Writer: Long pause and furrowed brow. I guess I can get a stiff neck if I sit at my computer for too long. Carpal tunnel on the days when I’m really typing fast. Sometimes a headache if my characters don’t cooperate.
Pregnant Woman: Pushes ginger ale to the side and launches in with obvious delight. Well, it starts with several months of intense nausea. Throwing up at unpredictable moments. Ravenous hunger paired with momentary food aversions. Then there’s the heartburn, insomnia, headaches, and mood swings. The second trimester is a little better, but that’s when the weight gain starts in. The swelling. The back pain and the round ligament stabbing pain and the shooting pain down the sciatic nerve. Sometimes there’s carpal tunnel or a tingling in my hands. Hemorrhoids. Toward the end, the insatiable need to pee returns. The hugeness of my belly and the stretch-marks. The internal jabs of another person inside growing. More heartburn. Less room for anything. The impossibility of hoisting myself off a couch or rolling over in bed. And then –
Me: I see. What about the actual process of gestating. How do you personally contribute to it?
Pregnant Woman: Rubs belly fondly. I try and eat right and exercise. But, you know, it always feels like such a miracle. A tiny person is forming, complex cellular division leading to the formation of organs and bodily features. Did you know that you can see the little heart beating as early as 8 weeks? And I don’t plan that. My body just knows what to do.
Writer: Pulls out notebook with outlines and penciled in charts. Well, I’m a plotter. Which means once I have an idea I sit down and write a detailed outline of how the events will unfold. Sometimes things change, which means I’ll have to rewrite the entire manuscript. But, if all goes well, I set aside two hours a day to really focus on my writing. Once the first draft is complete, then the endless round of revisions comes into play. It really is time-consuming but so very worthwhile.
Me: Hmmm. Finally, let’s talk about delivery. How do you know when you’re finished?
Writer: Sits back in chair and stares dreamily off into the sunset. You’re never finished. It’s like this journey of editing and revising, and, even when your work is ready to be sent out there in the wide world, you’ll always be engaging with the creative process.
Pregnant Woman: Seriously? I push an eight-pound human out of my yoo-hoo.
The Conclusion: And there you have it. Given this incredibly insightful data-finding interview, I think we can conclude that the merit of the pregnancy/writing comparison lies in the carpal tunnel connection.
Can someone call a book their baby? I suppose so, but the last time I checked, a book won’t poop on your favorite shirt. Or wake you up to be fed in the middle of the night. Or give you a heart-melting smile first thing in the morning. Or a sticky, jammy kiss after lunch.

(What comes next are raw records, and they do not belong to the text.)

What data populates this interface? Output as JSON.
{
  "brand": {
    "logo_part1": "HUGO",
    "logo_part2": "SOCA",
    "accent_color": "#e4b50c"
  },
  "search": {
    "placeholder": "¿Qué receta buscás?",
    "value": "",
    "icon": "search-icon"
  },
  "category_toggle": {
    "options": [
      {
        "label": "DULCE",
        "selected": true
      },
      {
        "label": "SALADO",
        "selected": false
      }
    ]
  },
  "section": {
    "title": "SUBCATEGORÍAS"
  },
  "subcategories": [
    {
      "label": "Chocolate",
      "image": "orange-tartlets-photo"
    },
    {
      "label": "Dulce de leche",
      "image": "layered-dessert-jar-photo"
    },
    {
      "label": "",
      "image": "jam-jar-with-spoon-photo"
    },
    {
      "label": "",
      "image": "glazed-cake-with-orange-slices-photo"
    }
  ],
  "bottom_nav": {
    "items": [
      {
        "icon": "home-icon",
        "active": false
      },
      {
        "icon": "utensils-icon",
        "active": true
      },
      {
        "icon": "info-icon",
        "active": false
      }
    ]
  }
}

I get why people make this comparison between parenting and writing, I really do. And I see the usefulness of a word-picture to help capture the challenges and rewards of the creative process, the mysterious formation of a story out of nothing, and the long, drawn out days of writing and waiting and writing some more. But, please, for the sanity of all the pregnant women out there – especially, the pregnant writers – let’s put a quick end to this metaphor. Or, if you must tout it, pack on 40 pounds for every book you write, and then we’ll talk.”
-mid-grade author of the upcoming THE TALE OF UNA FAIRCHILD, Marissa Burt